Synonyms: Showa Monogatari TV, TV Manga Shouwa Monogatari
Japanese: 昭和物語 TV


Type: TV
Episodes: 13
Status: Finished Airing
Aired: Apr 4, 2011 to Jun 26, 2011
Premiered: Spring 2011
Broadcast: Unknown
Producers: None found, add some
Licensors: None found, add some
Studios: WAO World
Source: Original
Genres: DramaDrama, HistoricalHistorical
Duration: 25 min. per ep.
Rating: PG - Children


Score: 6.931 (scored by 11441,144 users)
1 indicates a weighted score.
Ranked: #38792
2 based on the top anime page.
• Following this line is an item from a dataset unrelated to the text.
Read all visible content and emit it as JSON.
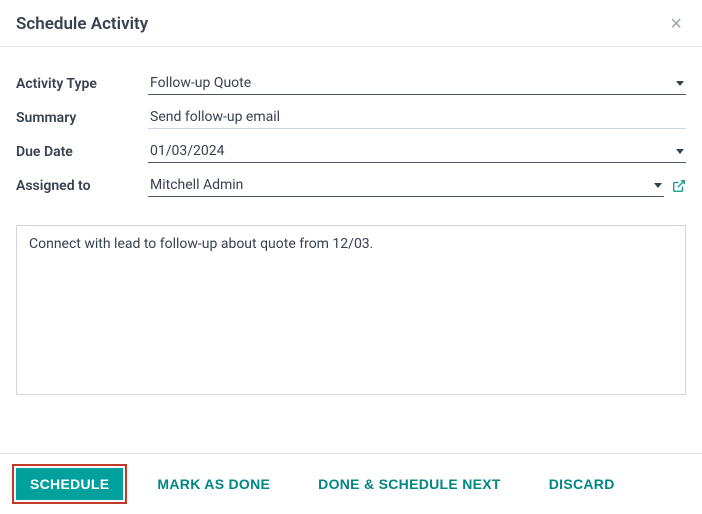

Please note that 'Not yet aired' and 'R18+' titles are excluded.
Popularity: #6480
Members: 5,043
Favorites: 10


Shouwa Monogatari and the first half of Ushiro no Shoumen Daare are both slice of life stories about the lives of a working-class family set in Tokyo in the past (UnSD takes place in the 1940s, SM is set in 1964).  
report Recommended by squanchy_56
The titles make abundantly clear that both anime are set in the same time period, but while Shouwa Genroku Rakugo Shinjuu spans over several decades (approx. 1940-1980) focusing primarily on the traditional art of rakugo, Shouwa Monogatari tells the story of one family during a single year (1964). Although the basic premise is different in both, each share a deep insight into the era, portraying the trials and tribulations of post-war daily life, new discoveries, the effect of changing times, and a myriad of cultural details that really bring the two stories to life. The characterisation is done well both anime, and they depict the complicated relationships  read more 
report Recommended by fullmetalbender
Same time period. While SM always includes popular music from Shouwa 39 (1964), SnA focuses on Jazz. There is some romance for the college boy and high school girl in SM but this is mostly slice of life based on the real daily experiences of a working class family in Tokyo during the year of the Olympics. SnA deals with the romantic and personal entanglements of four high school students. Both series have a nostalgic feel. 
report Recommended by rodac
Both works are set in the Showa period during which Japan experienced rapid modernization. Specifically, both occur around the time Tokyo hosted the 1964 Summer Olympics. While the two works have different approaches to introducing viewers to the Showa period, they portray the conflicts that occurred between the traditional Japanese society and those who would learn from Western cultures. These stories show the viewers how modernization affected the middle class who live in the suburbs of Tokyo. 
report Recommended by arsonal